• WHAT IS EXPECTED
Each line below that holds the word "this" counts once. Say how many such lines there are, and no more.

▼

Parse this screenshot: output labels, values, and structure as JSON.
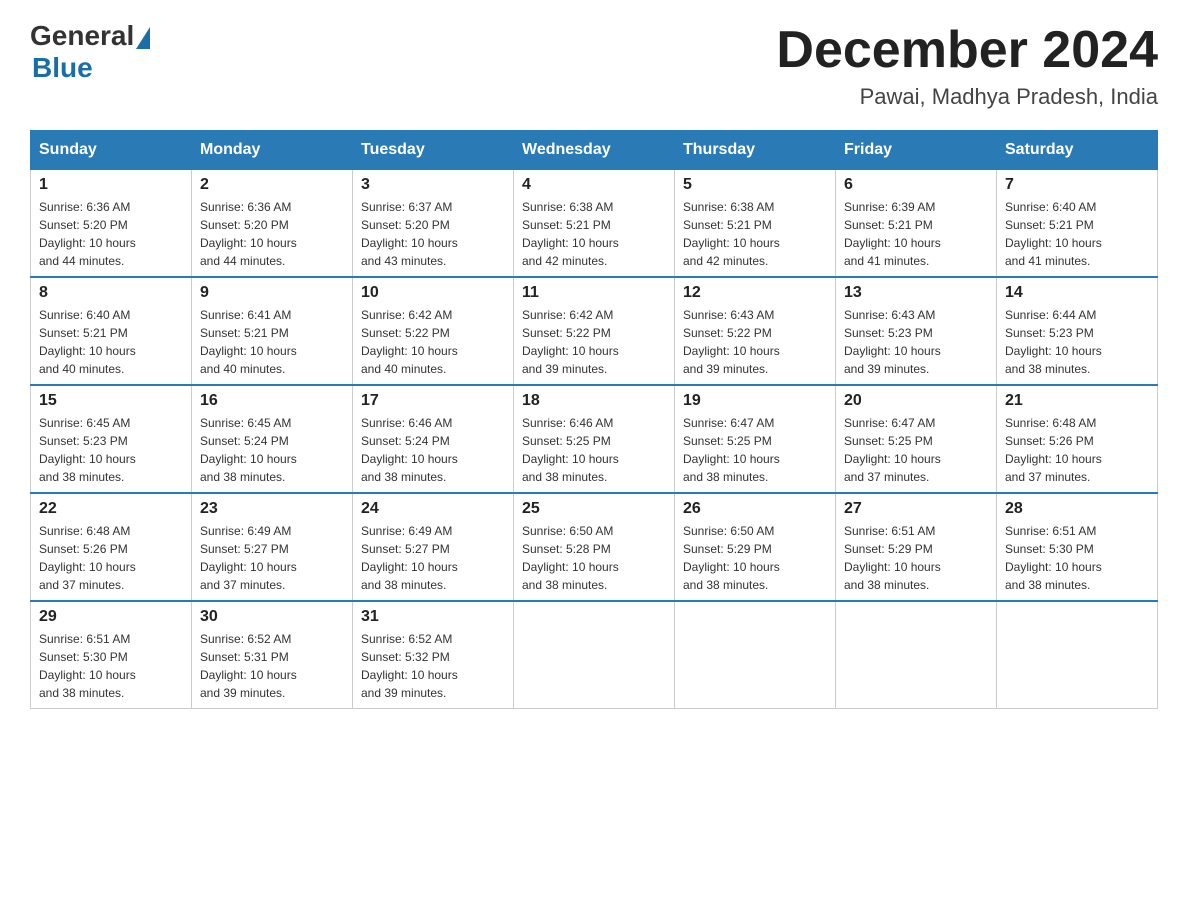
{
  "logo": {
    "general": "General",
    "blue": "Blue"
  },
  "title": "December 2024",
  "location": "Pawai, Madhya Pradesh, India",
  "days_of_week": [
    "Sunday",
    "Monday",
    "Tuesday",
    "Wednesday",
    "Thursday",
    "Friday",
    "Saturday"
  ],
  "weeks": [
    [
      {
        "day": "1",
        "sunrise": "6:36 AM",
        "sunset": "5:20 PM",
        "daylight": "10 hours and 44 minutes."
      },
      {
        "day": "2",
        "sunrise": "6:36 AM",
        "sunset": "5:20 PM",
        "daylight": "10 hours and 44 minutes."
      },
      {
        "day": "3",
        "sunrise": "6:37 AM",
        "sunset": "5:20 PM",
        "daylight": "10 hours and 43 minutes."
      },
      {
        "day": "4",
        "sunrise": "6:38 AM",
        "sunset": "5:21 PM",
        "daylight": "10 hours and 42 minutes."
      },
      {
        "day": "5",
        "sunrise": "6:38 AM",
        "sunset": "5:21 PM",
        "daylight": "10 hours and 42 minutes."
      },
      {
        "day": "6",
        "sunrise": "6:39 AM",
        "sunset": "5:21 PM",
        "daylight": "10 hours and 41 minutes."
      },
      {
        "day": "7",
        "sunrise": "6:40 AM",
        "sunset": "5:21 PM",
        "daylight": "10 hours and 41 minutes."
      }
    ],
    [
      {
        "day": "8",
        "sunrise": "6:40 AM",
        "sunset": "5:21 PM",
        "daylight": "10 hours and 40 minutes."
      },
      {
        "day": "9",
        "sunrise": "6:41 AM",
        "sunset": "5:21 PM",
        "daylight": "10 hours and 40 minutes."
      },
      {
        "day": "10",
        "sunrise": "6:42 AM",
        "sunset": "5:22 PM",
        "daylight": "10 hours and 40 minutes."
      },
      {
        "day": "11",
        "sunrise": "6:42 AM",
        "sunset": "5:22 PM",
        "daylight": "10 hours and 39 minutes."
      },
      {
        "day": "12",
        "sunrise": "6:43 AM",
        "sunset": "5:22 PM",
        "daylight": "10 hours and 39 minutes."
      },
      {
        "day": "13",
        "sunrise": "6:43 AM",
        "sunset": "5:23 PM",
        "daylight": "10 hours and 39 minutes."
      },
      {
        "day": "14",
        "sunrise": "6:44 AM",
        "sunset": "5:23 PM",
        "daylight": "10 hours and 38 minutes."
      }
    ],
    [
      {
        "day": "15",
        "sunrise": "6:45 AM",
        "sunset": "5:23 PM",
        "daylight": "10 hours and 38 minutes."
      },
      {
        "day": "16",
        "sunrise": "6:45 AM",
        "sunset": "5:24 PM",
        "daylight": "10 hours and 38 minutes."
      },
      {
        "day": "17",
        "sunrise": "6:46 AM",
        "sunset": "5:24 PM",
        "daylight": "10 hours and 38 minutes."
      },
      {
        "day": "18",
        "sunrise": "6:46 AM",
        "sunset": "5:25 PM",
        "daylight": "10 hours and 38 minutes."
      },
      {
        "day": "19",
        "sunrise": "6:47 AM",
        "sunset": "5:25 PM",
        "daylight": "10 hours and 38 minutes."
      },
      {
        "day": "20",
        "sunrise": "6:47 AM",
        "sunset": "5:25 PM",
        "daylight": "10 hours and 37 minutes."
      },
      {
        "day": "21",
        "sunrise": "6:48 AM",
        "sunset": "5:26 PM",
        "daylight": "10 hours and 37 minutes."
      }
    ],
    [
      {
        "day": "22",
        "sunrise": "6:48 AM",
        "sunset": "5:26 PM",
        "daylight": "10 hours and 37 minutes."
      },
      {
        "day": "23",
        "sunrise": "6:49 AM",
        "sunset": "5:27 PM",
        "daylight": "10 hours and 37 minutes."
      },
      {
        "day": "24",
        "sunrise": "6:49 AM",
        "sunset": "5:27 PM",
        "daylight": "10 hours and 38 minutes."
      },
      {
        "day": "25",
        "sunrise": "6:50 AM",
        "sunset": "5:28 PM",
        "daylight": "10 hours and 38 minutes."
      },
      {
        "day": "26",
        "sunrise": "6:50 AM",
        "sunset": "5:29 PM",
        "daylight": "10 hours and 38 minutes."
      },
      {
        "day": "27",
        "sunrise": "6:51 AM",
        "sunset": "5:29 PM",
        "daylight": "10 hours and 38 minutes."
      },
      {
        "day": "28",
        "sunrise": "6:51 AM",
        "sunset": "5:30 PM",
        "daylight": "10 hours and 38 minutes."
      }
    ],
    [
      {
        "day": "29",
        "sunrise": "6:51 AM",
        "sunset": "5:30 PM",
        "daylight": "10 hours and 38 minutes."
      },
      {
        "day": "30",
        "sunrise": "6:52 AM",
        "sunset": "5:31 PM",
        "daylight": "10 hours and 39 minutes."
      },
      {
        "day": "31",
        "sunrise": "6:52 AM",
        "sunset": "5:32 PM",
        "daylight": "10 hours and 39 minutes."
      },
      null,
      null,
      null,
      null
    ]
  ],
  "labels": {
    "sunrise": "Sunrise:",
    "sunset": "Sunset:",
    "daylight": "Daylight:"
  }
}
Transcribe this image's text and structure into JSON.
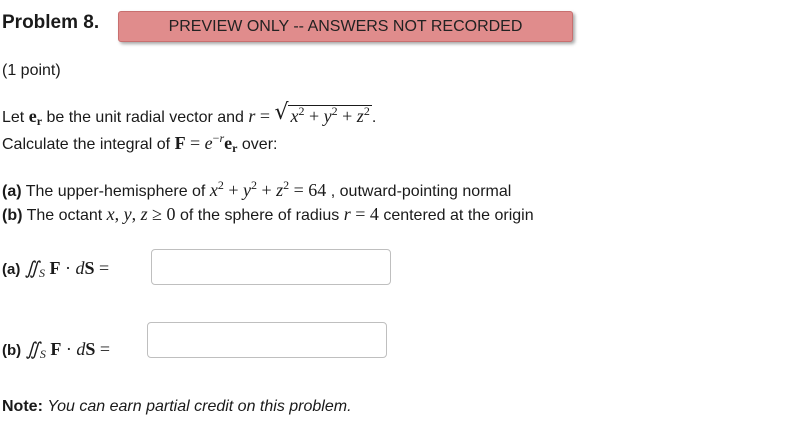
{
  "header": {
    "problem_title": "Problem 8.",
    "preview_badge": "PREVIEW ONLY -- ANSWERS NOT RECORDED"
  },
  "points": "(1 point)",
  "statement": {
    "line1_prefix": "Let",
    "line1_be": "be the unit radial vector and",
    "line1_end": ".",
    "line2_prefix": "Calculate the integral of",
    "line2_suffix": "over:"
  },
  "parts": {
    "a_label": "(a)",
    "a_text_prefix": "The upper-hemisphere of",
    "a_text_suffix": ", outward-pointing normal",
    "b_label": "(b)",
    "b_text_prefix": "The octant",
    "b_text_middle": "of the sphere of radius",
    "b_text_suffix": "centered at the origin"
  },
  "answers": {
    "a_label": "(a)",
    "a_value": "",
    "b_label": "(b)",
    "b_value": ""
  },
  "note": {
    "label": "Note",
    "text": "You can earn partial credit on this problem."
  }
}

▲

• YOUR RESPONSE
3